All persons holding claims against
the estate of J. D. Moore, deceased,
will present the same, duly attested,
and all persons indebted to said es
tate will make immediate payment to
the undersigned, or her Attorney,
Eugene S. Blease, at'Newberry, ,S. C.
Laura P. Moore,
STATE OF SOUTH CAROLINA,
COUNTY OF NEWBERRY.
Court of Common Pleas.
Mary Victoria Ham,. John Hawkins
Whitman and Kate Irene Boozer,
Lura Vinetta Whitman, Defendant.
By virtue of an order of the Courit
herein, I will sell to the highest bidder
before the Court House at Newberry,
S. C., within the legal hours of sale,
on Monday, Salesday, October 4th,
1909, all that tradt of land lying
and being situate in the County of
INewberry, State of South Carolina,
containing Twenty-five and one-half
(25 1-2) acres, more or less, bounded
by lands of the estate of S. A. Huniter,
lands of R. S. Hawkins and Mary R.
Kibler, and public road.
Terms of Sale: One-half cash and
the balance on a credit of twelve
months from date of sale; credit por
Ition to be secured by a bond of the
purchaser and a mortgage of the
premises sold, to bear initerest from'
day of sale until paid in full at the
rate of eight per cent, per annum,
and the bond and mortgage given by
he purchaser to provide for ten per!
cent. for attorney'"s fees in ease of
collection by an attorney or foreclos
ure, with leave to the purchaser to
anticipate the credit portion in whole
or in part.
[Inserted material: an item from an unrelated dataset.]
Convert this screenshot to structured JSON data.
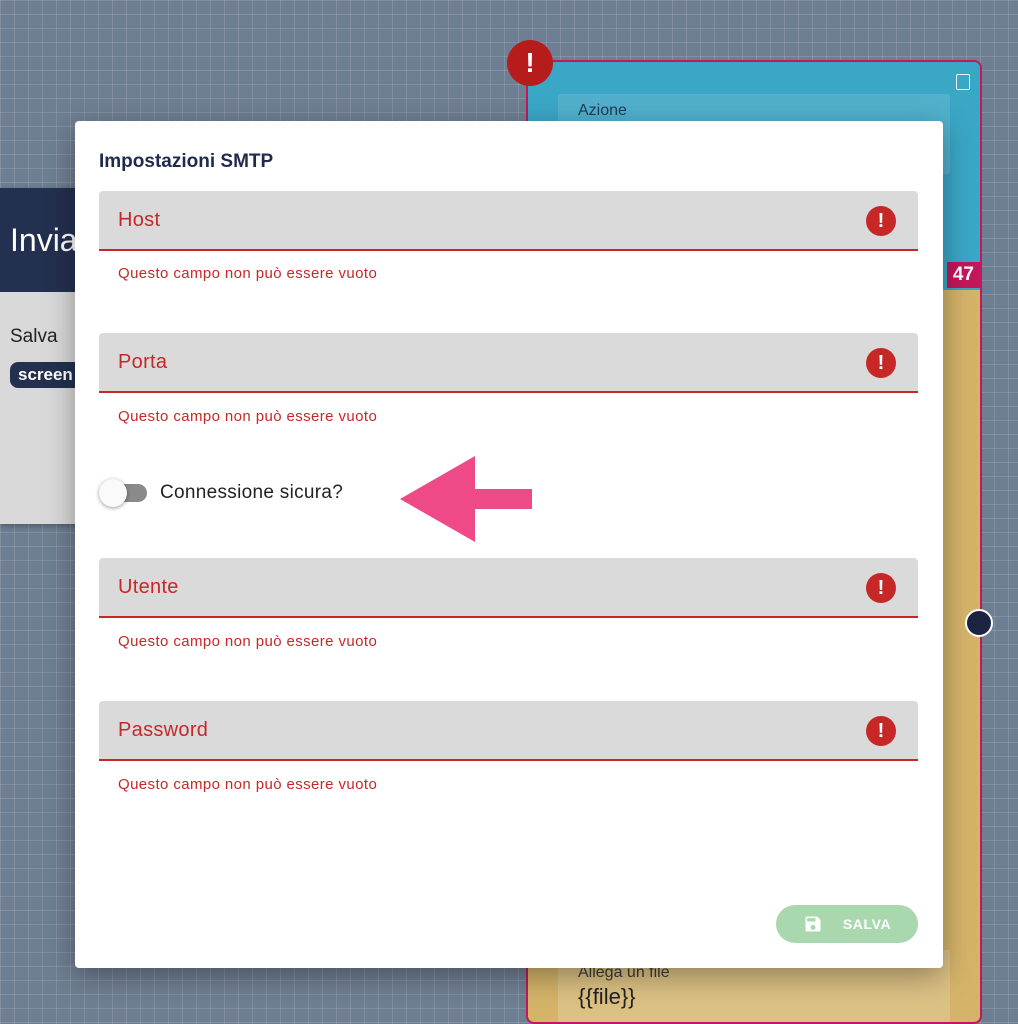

Purchaser is not to inter
fere with the crops on place for this
year. And in case of failure of the
purchaser to comply with the terms
of the sale within three days after
tihe day of sale the Master will resell
the property at the risk of said biu
Purchaser to pay for papers and
H. H. R.ikard, Master.
Sept. 8, 1909.
ISTATE OF SOUTH CAROLINA, j
COUNTY OF NEWBERRY.
Court of Common Pleas.
The Bank of Prosperity, Plaintiff,
A. H. Hawkins, individually, and (
George E. Hawkins and A. H. Haw
kins, as partners doing business
under the firm name and style of
Hawkins Bros., Defendants.
By an order of the Court herein, I
will sell to the highest bidder, before
the Court House at Newberry, S. C.,
within the legal hours of sale, on
Monday, Salesday, October 4thb, 1909,
all that tract, piece, parcel or planta
tion of land, lying and being situate
in the county of Newberry, State of
ISouth Carolina, containing one hun
dred and ninety-four (194) acres,
more or less, bounded by lands of, or,
formerly of, estate of J. W. P. Brown,
estate of Hawkins Dennis and others,
'same beinz the identical tract of land
onveed to me byv Henry B. Hair, by
deed dated December 19th, 1894, and
recorded in Book No. 7 at page 364.
Terms of Sale: One-half (1-2) cash,
and the balance in one year, secured
by bond of the purchaser arnd mort
ae of ,the premises sold, with leave
to the purchaser to anticipate bhe
redit portion in whole or in part;
said bond and mortgage to secure the
redit .portion to provide for eight
per cent. interest from date of sale.
payable annually and. in case of fore
lo'sure or colleetion by an attorney,
for ten per cent. of both principal and
interest. as attorney 's fees. Pu'"
F L 0 W El
Capital $50,000 -
No Matter How Sman,
will give it careful g
applies to the men ani
I am repi
in this section, and a
prices on anything in
my prices before placi
and work guaranteed fi
L.B. HILLER -
start With a Dc
-lave a Bank Accc
If you have neve
ness by means
desire to have yc
make your first <
The first deposit
dollar, but once
account will grov
tion as ov'ell as o
for you to have r>
help you save.
L _. SPEARMAN.
R BUL BS
S. a e r e d
! SAVINGS BANK,
-- Surplus $30,000
No Matter How Large,
y Savings Bank
Lttenton. This message
d the women alike,
s. E. NOR WOOD,
dIe aqd Granite Co,,
OTT, N. C.,
m prepared to make you
the way of Headstones,
tc. See my cuts and get
ng your order. Material
NEWBERRY, S. C.
r transacted your busi
af a Bank account, we
ucome to ihis Bank and
may be as sinall as one
you have started, yo1ur
v, much to your satisfac
urs. We make it es y
noney in the bank-we
17, S. C.
EDW. R. HIPP,
GEO. B. CROMER,
A tto- wv.